m2
m3

Algonquin Historic
Commission

Crystal Lake Herald, December 3, 1909

James Philp

Death of Well-Known Resident of Algonquin

WAS BORN IN ENGLAND IN 1828

Had Traveled Extensively in Foreign Countries and
Crossed the Ocean Eleven Times

James Philp, familiarly known to his acquaintances and friends as Squire Philp, died in Algonquin , Illinois, at the residence of his son, James H. Philp, on Saturday, Nov. 28, 1908. He was born at St. Tudy, Cornwall, England, on Oct. 12, 1828, and at the time of his death was 80 years and 16 days of age.

Mr. Philp’s early life was passed at his place of birth, where he acquired his school education and his trade as blacksmith. At the age of 21 he married Jane Cornelius, and his oldest child, now Mrs. C. E. Chapell, of Elgin, Ill., was born at his early English home. Soon after this, realizing that the United States offered to the young and ambitious man great business advantages, with his wife and daughter he emigrated to America, landed at Quebec, Canada, and soon, by way of Chicago, where he made a short stop, he settled in the neighborhood of Algonquin, and became an American citizen. Here he opened a blacksmith shop, at a place called Miller’s Bridge, worked at his trade, and built up an excellent business in this line. When the Fox River railroad was built and opened at Algonquin, he moved to the village, two miles from his first location, and established the business he followed about twenty years.
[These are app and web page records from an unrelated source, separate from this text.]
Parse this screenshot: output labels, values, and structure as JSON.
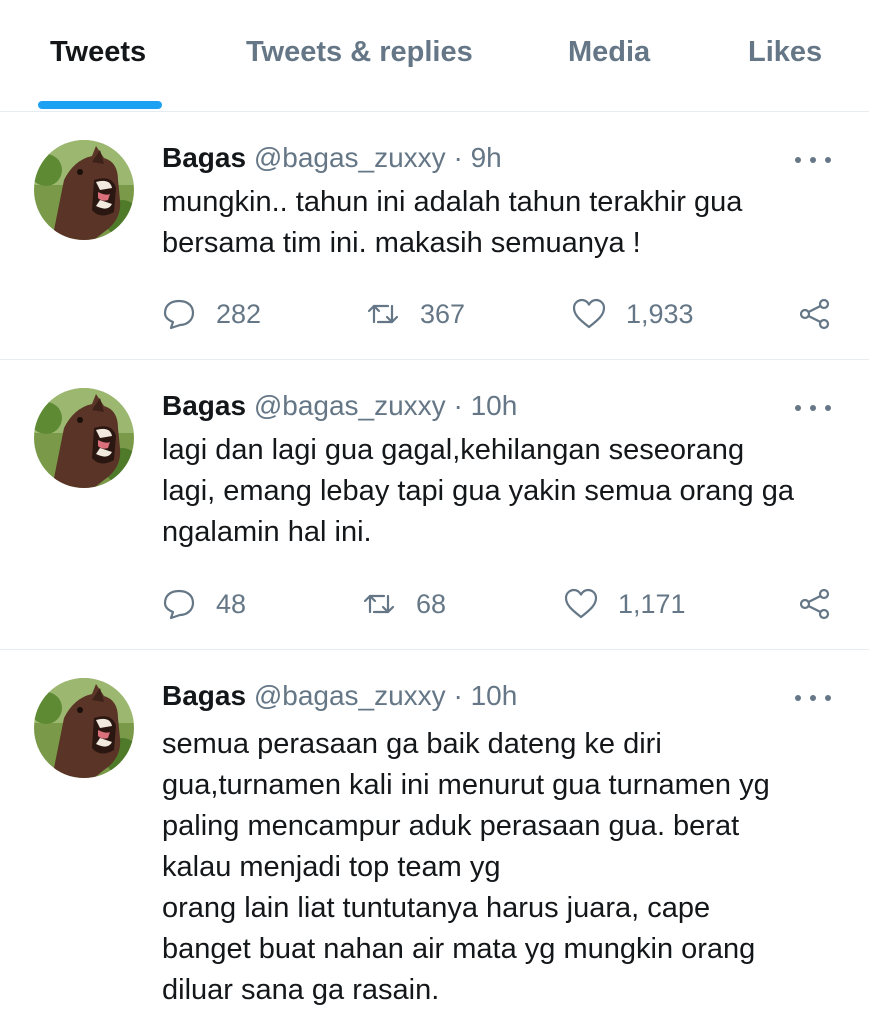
{
  "tabs": [
    {
      "label": "Tweets",
      "active": true
    },
    {
      "label": "Tweets & replies",
      "active": false
    },
    {
      "label": "Media",
      "active": false
    },
    {
      "label": "Likes",
      "active": false
    }
  ],
  "accent_color": "#1da1f2",
  "tweets": [
    {
      "display_name": "Bagas",
      "handle": "@bagas_zuxxy",
      "time": "9h",
      "text": "mungkin.. tahun ini adalah tahun terakhir gua\nbersama tim ini. makasih semuanya !",
      "replies": "282",
      "retweets": "367",
      "likes": "1,933"
    },
    {
      "display_name": "Bagas",
      "handle": "@bagas_zuxxy",
      "time": "10h",
      "text": "lagi dan lagi gua gagal,kehilangan seseorang\nlagi, emang lebay tapi gua yakin semua orang ga\nngalamin hal ini.",
      "replies": "48",
      "retweets": "68",
      "likes": "1,171"
    },
    {
      "display_name": "Bagas",
      "handle": "@bagas_zuxxy",
      "time": "10h",
      "text": "semua perasaan ga baik dateng ke diri\ngua,turnamen kali ini menurut gua turnamen yg\npaling mencampur aduk perasaan gua. berat\nkalau menjadi top team yg\norang lain liat tuntutanya harus juara, cape\nbanget buat nahan air mata yg mungkin orang\ndiluar sana ga rasain."
    }
  ],
  "icons": {
    "reply": "reply-icon",
    "retweet": "retweet-icon",
    "like": "heart-icon",
    "share": "share-icon",
    "more": "more-icon"
  }
}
Mr. Philp was industrious and frugal, and soon acquired other property, so that he became the leading business man of the neighborhood. He became a Free Mason, was school director for many years, and was elected justice of peace, which position he filled so satisfactorily that he was reelected many times, until he had held the office some twenty years. But Mr. Philp early realized that money possessed was only small value, unless it returned to its possessor something of greater value than the mere filthy lucre of a miserly hoard. A great reader and eager observer o the world and its people he naturally turned to travel as a means of enlarging his knowledge and adding to the pleasure of his life. In consequence in 1891 he was among those who made a trip around the world in the series of excursion established that year. In company with a friend, Wm. Glazler, he made this trip, which occupied about three months, from Feb. 8 to May 4 of that year. Their course took them through the Mediterranean Sea , Suez Canal, a side trip in Egypt, where he climbed one of the celebrated pyramids, then through the Red Sea to Ceylon. Thence coasting along the shores of Asia, China and Japan, he had an opportunity to see and “size up” the “yellow races” as they are called. Then across the broad Pacific and across the North American continent to his home.
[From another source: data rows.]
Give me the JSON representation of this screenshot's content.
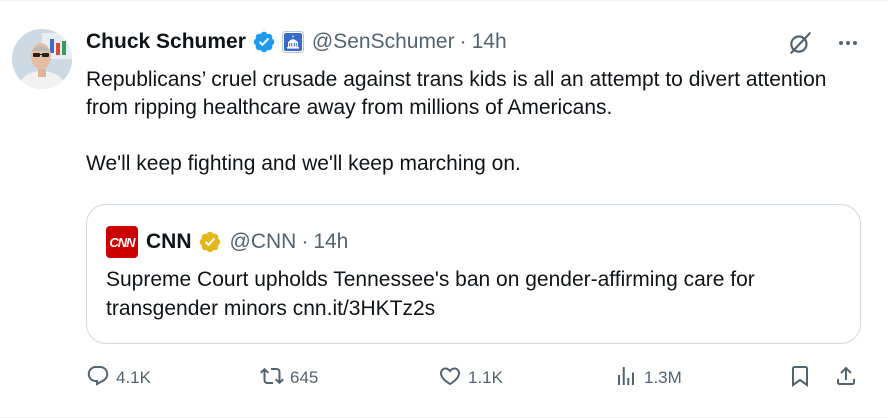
{
  "author": {
    "name": "Chuck Schumer",
    "handle": "@SenSchumer",
    "separator": "·",
    "time": "14h"
  },
  "tweet": {
    "paragraphs": [
      "Republicans’ cruel crusade against trans kids is all an attempt to divert attention from ripping healthcare away from millions of Americans.",
      "We'll keep fighting and we'll keep marching on."
    ]
  },
  "quote": {
    "logo_text": "CNN",
    "name": "CNN",
    "handle": "@CNN",
    "separator": "·",
    "time": "14h",
    "text": "Supreme Court upholds Tennessee's ban on gender-affirming care for transgender minors cnn.it/3HKTz2s"
  },
  "actions": {
    "replies": "4.1K",
    "reposts": "645",
    "likes": "1.1K",
    "views": "1.3M"
  },
  "icons": {
    "top_right": [
      "grok-icon",
      "more-icon"
    ],
    "badges": [
      "verified-blue-icon",
      "government-badge-icon",
      "verified-gold-icon"
    ],
    "actions": [
      "reply-icon",
      "repost-icon",
      "like-icon",
      "views-icon",
      "bookmark-icon",
      "share-icon"
    ]
  },
  "colors": {
    "text": "#0f1419",
    "muted": "#536471",
    "verified_blue": "#1d9bf0",
    "verified_gold": "#e2b719",
    "cnn_red": "#cc0000",
    "border": "#cfd9de"
  }
}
In 1881 he made a trip to Florida and West Indies, spending two weeks in the Bahama Islands, with his companion, Dr. Nason. In 1889 he made a trip into Mexico and had a most interesting time. He visited his early home in England five times, and crossed the Atlantic Ocean altogether eleven times. He also visited British Columbia, Vancouver and the northwestern states on the Pacific coast. Later Mr. Philp moved to Los Angeles with his wife and daughter, and spent seven years in his Southern California home, but he ever retained his Algonquin residence and property and frequently returned here to celebrate his birthday with his children’s families. His last visit here was in October, 1907 , and while awaiting his birthday, his wife suddenly died at Los Angeles, Cal. Since his wife’s death he has resided with his son in Algonquin.
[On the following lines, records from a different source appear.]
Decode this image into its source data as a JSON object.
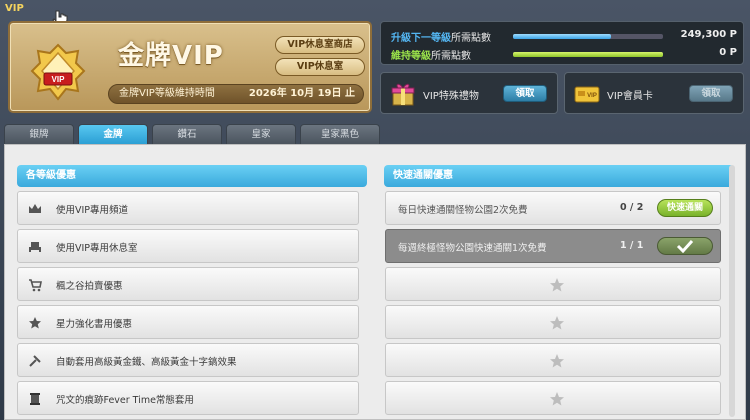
{
  "window": {
    "title": "VIP"
  },
  "tier_card": {
    "tier_name": "金牌VIP",
    "shop_button": "VIP休息室商店",
    "lounge_button": "VIP休息室",
    "maintain_label": "金牌VIP等級維持時間",
    "maintain_date": "2026年 10月 19日 止"
  },
  "points": {
    "upgrade_highlight": "升級下一等級",
    "upgrade_rest": "所需點數",
    "upgrade_value": "249,300 P",
    "upgrade_progress": 0.65,
    "maintain_highlight": "維持等級",
    "maintain_rest": "所需點數",
    "maintain_value": "0 P",
    "maintain_progress": 1.0
  },
  "gift": {
    "label": "VIP特殊禮物",
    "claim": "領取"
  },
  "card": {
    "label": "VIP會員卡",
    "claim": "領取"
  },
  "tabs": [
    {
      "label": "銀牌"
    },
    {
      "label": "金牌"
    },
    {
      "label": "鑽石"
    },
    {
      "label": "皇家"
    },
    {
      "label": "皇家黑色"
    }
  ],
  "benefits": {
    "title": "各等級優惠",
    "items": [
      {
        "text": "使用VIP專用頻道",
        "icon": "crown-icon"
      },
      {
        "text": "使用VIP專用休息室",
        "icon": "chair-icon"
      },
      {
        "text": "楓之谷拍賣優惠",
        "icon": "cart-icon"
      },
      {
        "text": "星力強化書用優惠",
        "icon": "star-icon"
      },
      {
        "text": "自動套用高級黃金鐵、高級黃金十字鎬效果",
        "icon": "pickaxe-icon"
      },
      {
        "text": "咒文的痕跡Fever Time常態套用",
        "icon": "scroll-icon"
      }
    ]
  },
  "quick_pass": {
    "title": "快速通關優惠",
    "items": [
      {
        "text": "每日快速通關怪物公園2次免費",
        "count": "0 / 2",
        "button": "快速通關"
      },
      {
        "text": "每週終極怪物公園快速通關1次免費",
        "count": "1 / 1"
      }
    ]
  },
  "colors": {
    "accent": "#3aa9dc",
    "gold": "#c9a865",
    "green": "#8fc52a"
  }
}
James Philp was a man excellent business and general abilities. He was a discriminating reader, a keen student of men and affairs, and one who had an extended acquaintance. He memory of facts, events, and men was remarkable, and a constant wonder and help to his friends. Of strict business integrity,m he was true to his friends, and all with whom he came in business or other contact. And his kindness to those whom he could help or advise was much more extensive than many supposed. For he did not make known he many philanthropic actions, but he has left an enduring memory in the minds of the many whom he so aided and helped, and the many other friends and relatives who knew and loved him.

James Philp was the father of six children, two of whom have died- a daughter Jennie, and a son Thomas. He leaves a brother, Robert Philp of North Crystal Lake, who is president of the village to mourn his loss and four children- Mrs. C. E. Chapell of Elgin;, Volney E. Philp of Hunting Beach, Cal; James H. Philp of Algonquin, and Lannie P. Philp of Los Angles, Cal.

His funeral occurred Thursday, Dec. 3, 1908, Rev. Lutton, of Chicago, officiating.

-William A. Nason

m6


Library

Origin of Name
Algonquin

First Village
Board Minutes

Crimes/Murders

Historic Sites

Civil War Era

Auto Races
Hill Climbs

Algonquin Maps

Disasters
Floods, Fires,
...

Pioneer History

Organzations

Historic Calendar

Famous People

Churches

Immmigrants

Family History
Obituraries

Test

Questions or Inquiries